● **What you are asked to do**: Determine which lines of the records include the word "price", and copy them.

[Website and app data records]
[Start of section]
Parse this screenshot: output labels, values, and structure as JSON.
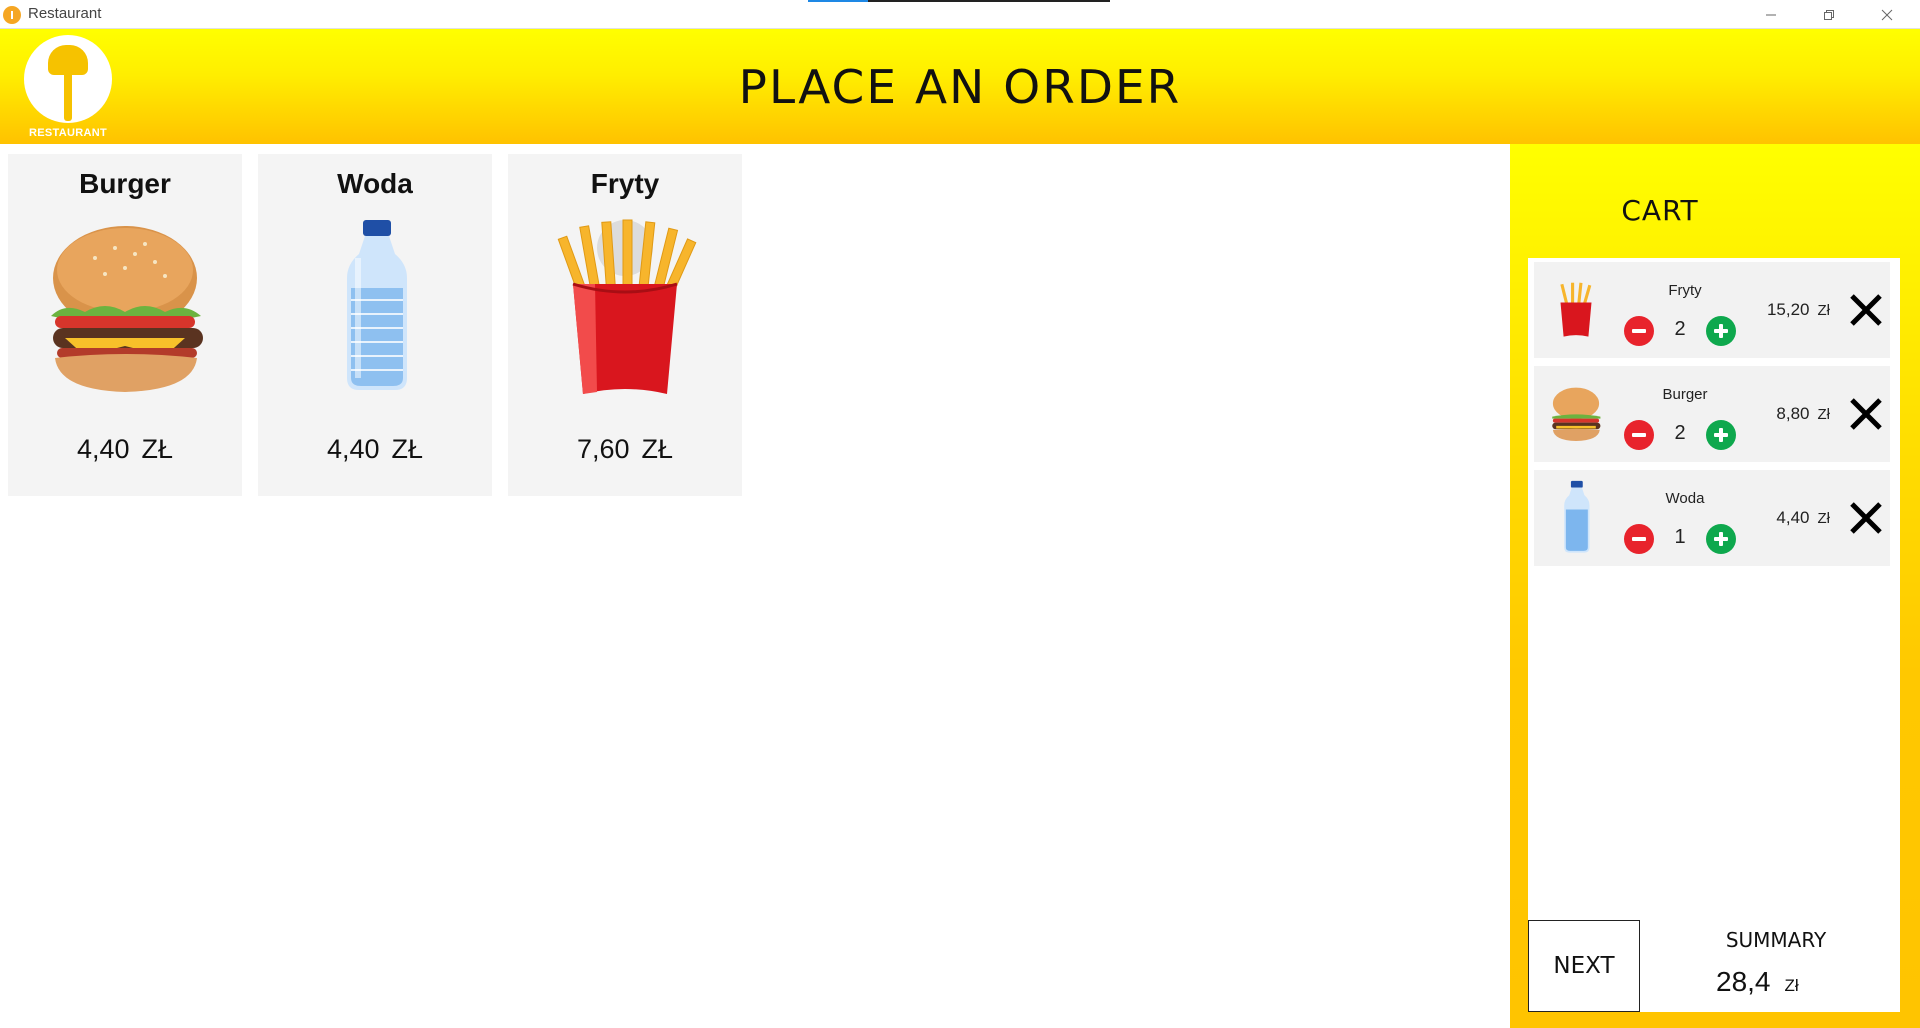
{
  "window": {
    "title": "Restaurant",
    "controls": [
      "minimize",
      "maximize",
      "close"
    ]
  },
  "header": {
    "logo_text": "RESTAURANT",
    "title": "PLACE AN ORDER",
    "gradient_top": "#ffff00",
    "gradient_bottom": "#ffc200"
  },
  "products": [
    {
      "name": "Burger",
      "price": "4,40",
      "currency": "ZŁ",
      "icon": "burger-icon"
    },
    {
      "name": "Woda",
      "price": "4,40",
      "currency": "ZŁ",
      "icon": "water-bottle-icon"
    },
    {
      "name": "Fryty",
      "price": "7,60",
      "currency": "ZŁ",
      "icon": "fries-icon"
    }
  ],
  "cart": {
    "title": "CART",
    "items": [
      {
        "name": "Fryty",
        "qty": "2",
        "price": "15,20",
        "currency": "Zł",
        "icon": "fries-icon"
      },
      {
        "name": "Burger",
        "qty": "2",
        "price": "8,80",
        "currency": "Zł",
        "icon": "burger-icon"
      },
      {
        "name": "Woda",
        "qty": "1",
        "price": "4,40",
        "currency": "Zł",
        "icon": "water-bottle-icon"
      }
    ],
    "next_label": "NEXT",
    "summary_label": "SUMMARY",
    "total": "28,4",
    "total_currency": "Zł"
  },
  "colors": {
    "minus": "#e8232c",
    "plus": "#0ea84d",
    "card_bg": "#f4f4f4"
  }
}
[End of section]
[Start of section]
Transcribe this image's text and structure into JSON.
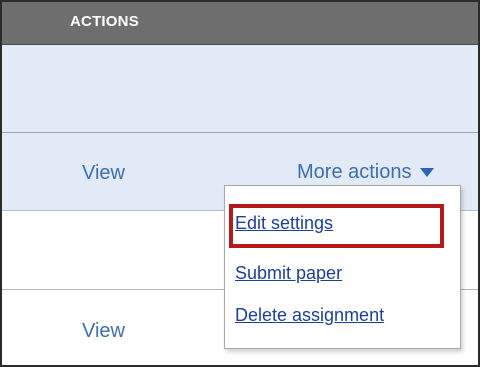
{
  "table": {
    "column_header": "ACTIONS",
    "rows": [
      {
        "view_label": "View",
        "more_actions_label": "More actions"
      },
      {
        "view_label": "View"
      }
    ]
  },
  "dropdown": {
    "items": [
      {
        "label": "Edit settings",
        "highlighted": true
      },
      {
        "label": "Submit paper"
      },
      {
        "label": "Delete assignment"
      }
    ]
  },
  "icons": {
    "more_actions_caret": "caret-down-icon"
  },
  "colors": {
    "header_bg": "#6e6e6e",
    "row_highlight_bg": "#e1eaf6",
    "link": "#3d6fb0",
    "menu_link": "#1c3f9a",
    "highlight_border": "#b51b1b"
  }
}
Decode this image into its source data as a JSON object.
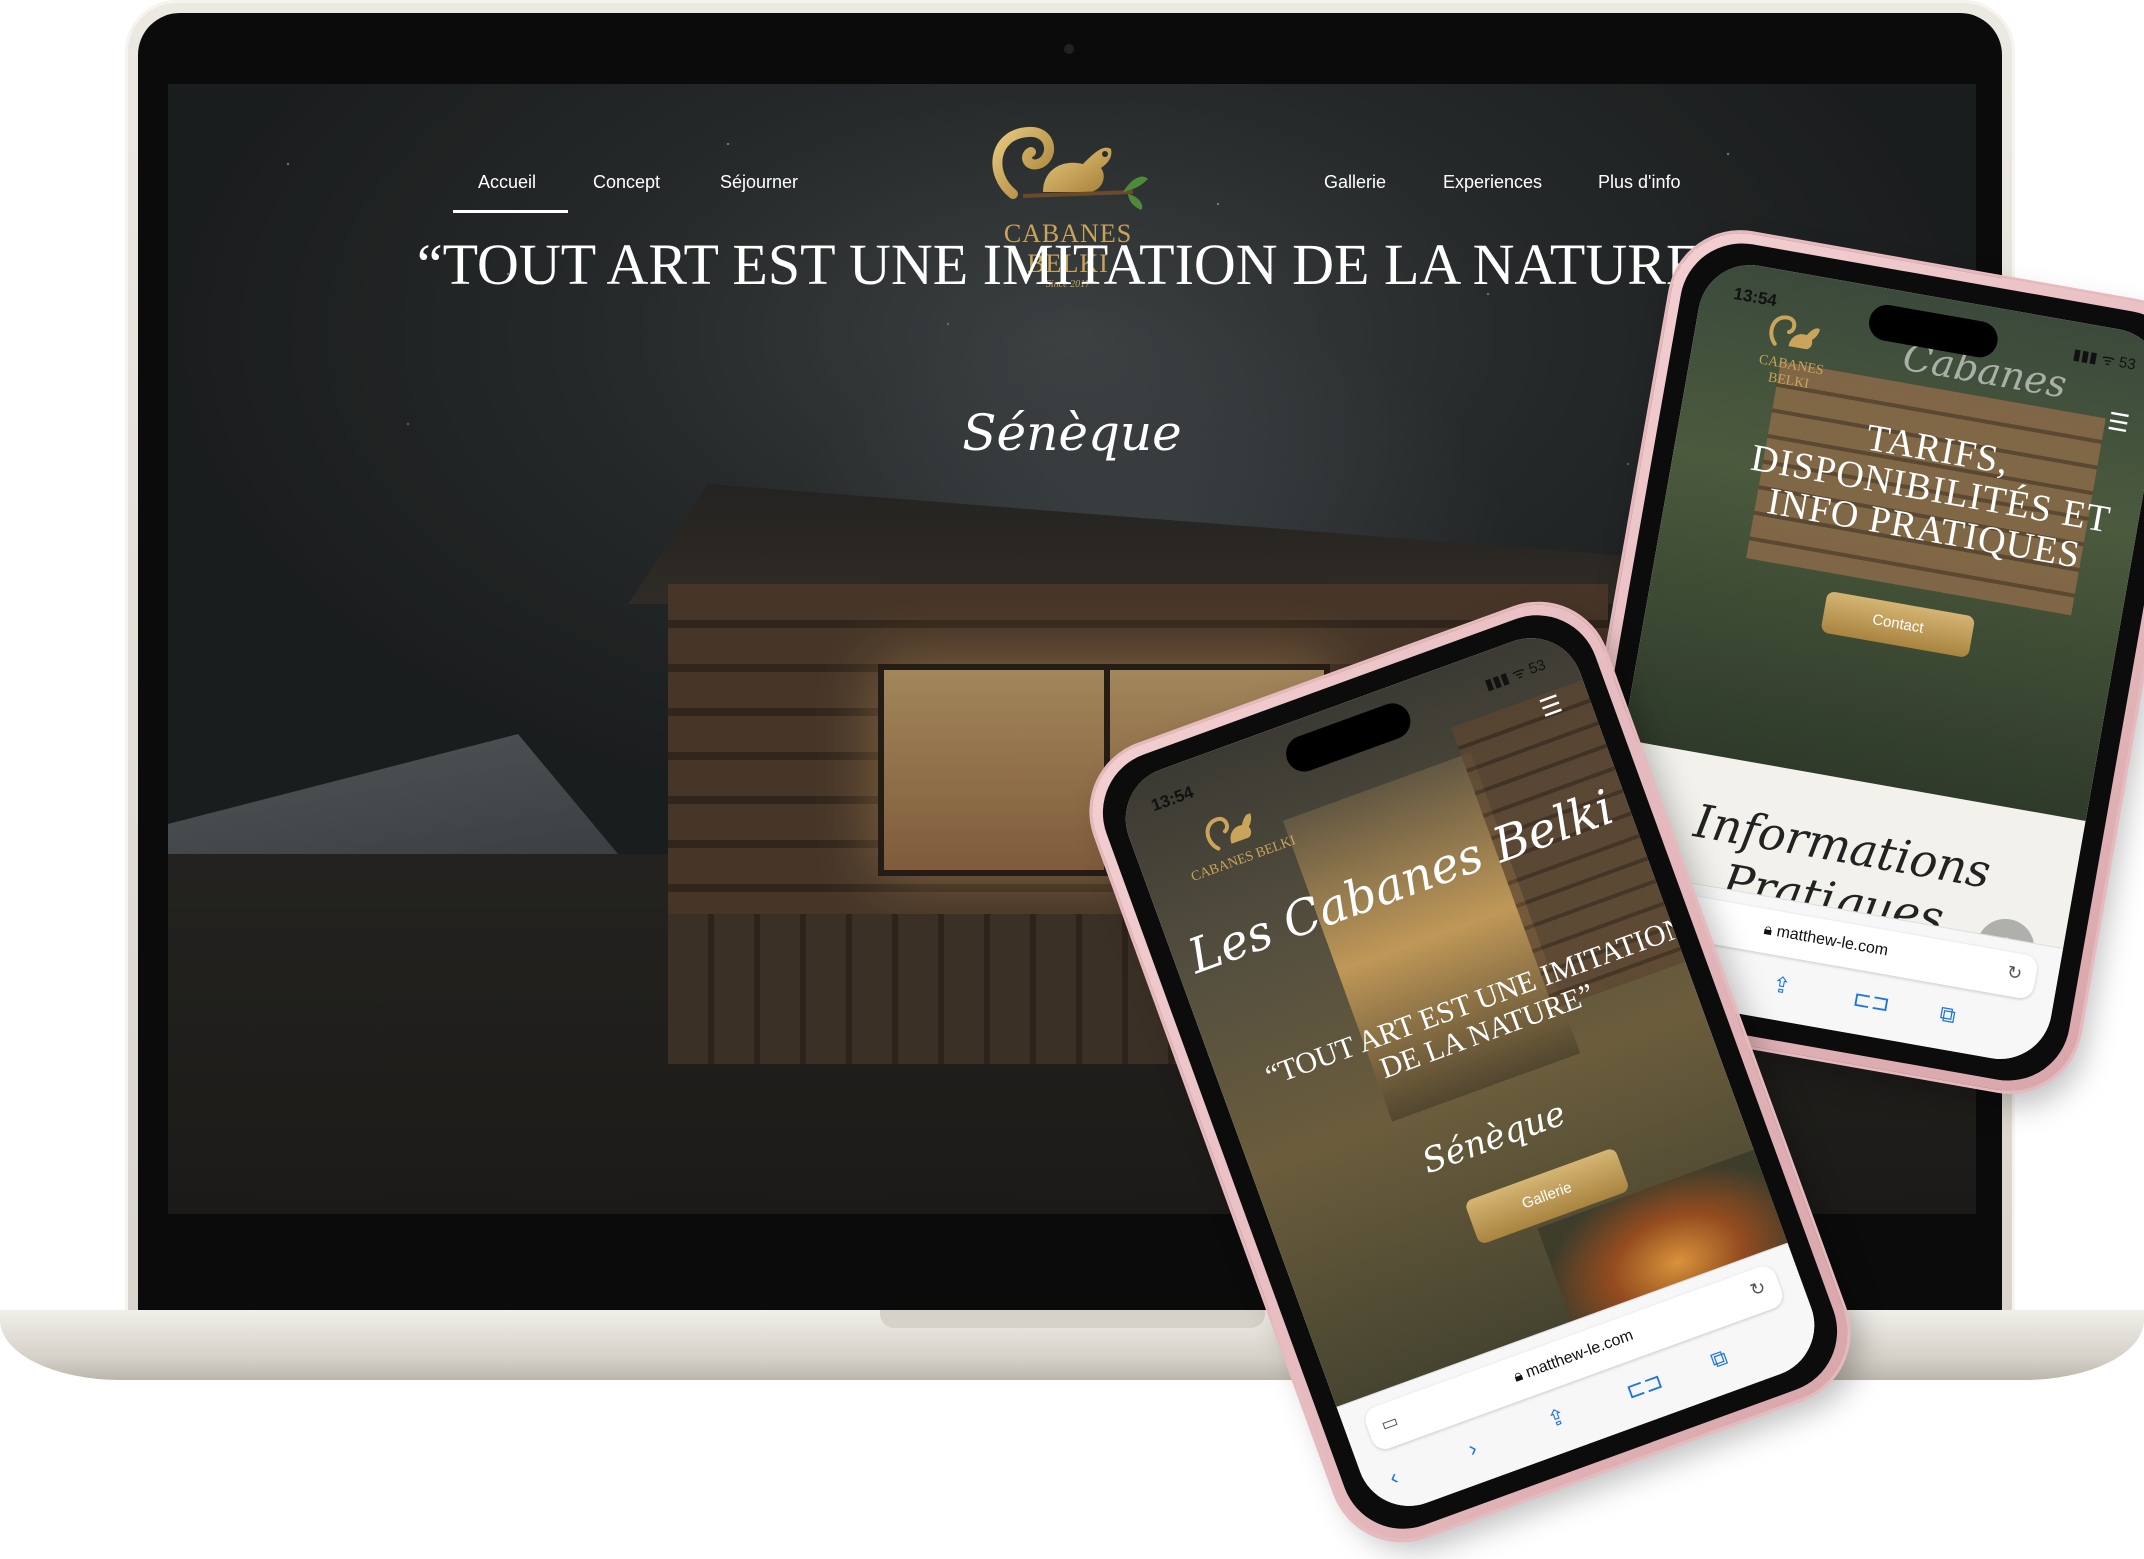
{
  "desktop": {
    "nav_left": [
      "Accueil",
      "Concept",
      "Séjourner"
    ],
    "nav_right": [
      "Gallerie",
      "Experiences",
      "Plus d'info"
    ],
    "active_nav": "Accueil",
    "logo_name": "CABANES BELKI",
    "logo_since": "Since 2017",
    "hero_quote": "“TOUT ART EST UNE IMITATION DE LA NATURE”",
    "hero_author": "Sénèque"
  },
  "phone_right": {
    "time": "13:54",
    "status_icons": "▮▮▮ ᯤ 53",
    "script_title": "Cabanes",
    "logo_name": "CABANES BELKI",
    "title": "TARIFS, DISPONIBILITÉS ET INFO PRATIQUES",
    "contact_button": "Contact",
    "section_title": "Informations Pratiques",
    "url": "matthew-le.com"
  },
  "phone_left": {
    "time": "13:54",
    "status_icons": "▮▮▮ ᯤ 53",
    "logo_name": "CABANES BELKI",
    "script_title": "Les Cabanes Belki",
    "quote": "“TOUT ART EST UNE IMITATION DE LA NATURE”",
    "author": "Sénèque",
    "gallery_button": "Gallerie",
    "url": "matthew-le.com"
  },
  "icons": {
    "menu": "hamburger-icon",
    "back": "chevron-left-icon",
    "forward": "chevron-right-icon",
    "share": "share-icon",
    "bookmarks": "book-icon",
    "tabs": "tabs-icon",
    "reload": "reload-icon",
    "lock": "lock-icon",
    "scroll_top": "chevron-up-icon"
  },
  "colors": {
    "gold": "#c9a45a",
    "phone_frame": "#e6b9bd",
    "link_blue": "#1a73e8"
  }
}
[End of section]
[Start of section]
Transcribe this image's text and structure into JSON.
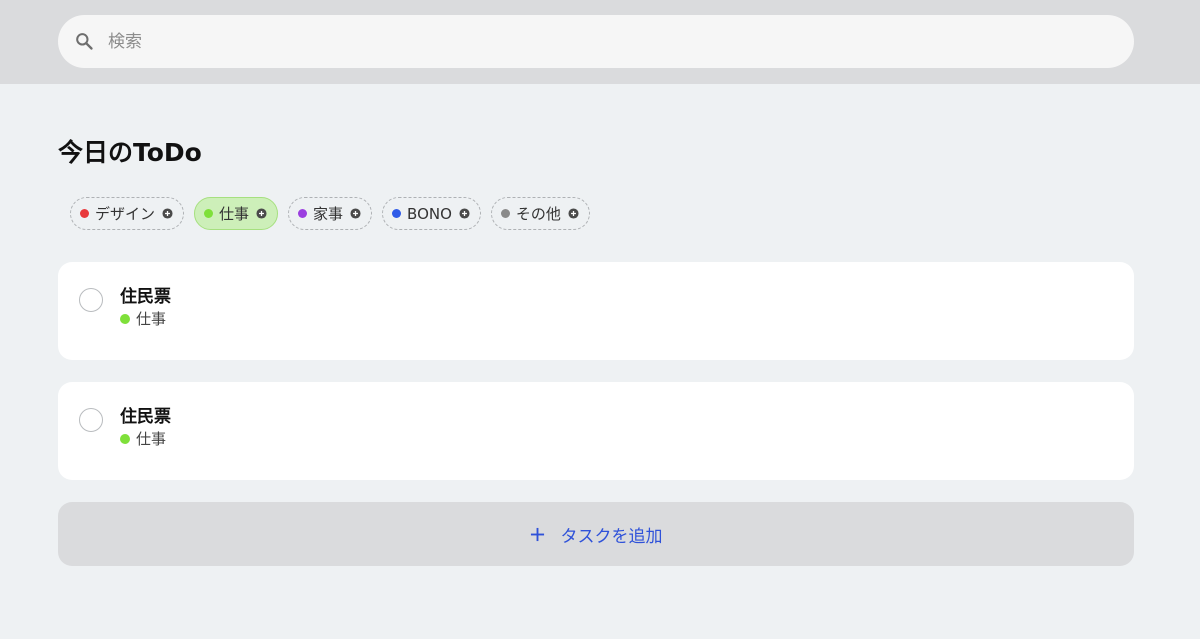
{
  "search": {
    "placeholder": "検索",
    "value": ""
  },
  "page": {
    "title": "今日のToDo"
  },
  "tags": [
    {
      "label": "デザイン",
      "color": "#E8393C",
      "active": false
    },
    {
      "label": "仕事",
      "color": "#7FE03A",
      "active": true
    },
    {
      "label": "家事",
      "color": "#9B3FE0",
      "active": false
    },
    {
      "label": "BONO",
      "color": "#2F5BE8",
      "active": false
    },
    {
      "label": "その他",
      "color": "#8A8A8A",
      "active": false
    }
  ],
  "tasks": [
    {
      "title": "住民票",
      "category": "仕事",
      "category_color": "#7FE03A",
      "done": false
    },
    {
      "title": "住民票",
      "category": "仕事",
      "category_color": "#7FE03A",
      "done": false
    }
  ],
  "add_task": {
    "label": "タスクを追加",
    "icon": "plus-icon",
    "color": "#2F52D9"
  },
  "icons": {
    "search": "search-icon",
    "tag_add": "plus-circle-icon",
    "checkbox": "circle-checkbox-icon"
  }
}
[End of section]
● **Reply**:
      "price": "4,40",
      "price": "4,40",
      "price": "7,60",
        "price": "15,20",
        "price": "8,80",
        "price": "4,40",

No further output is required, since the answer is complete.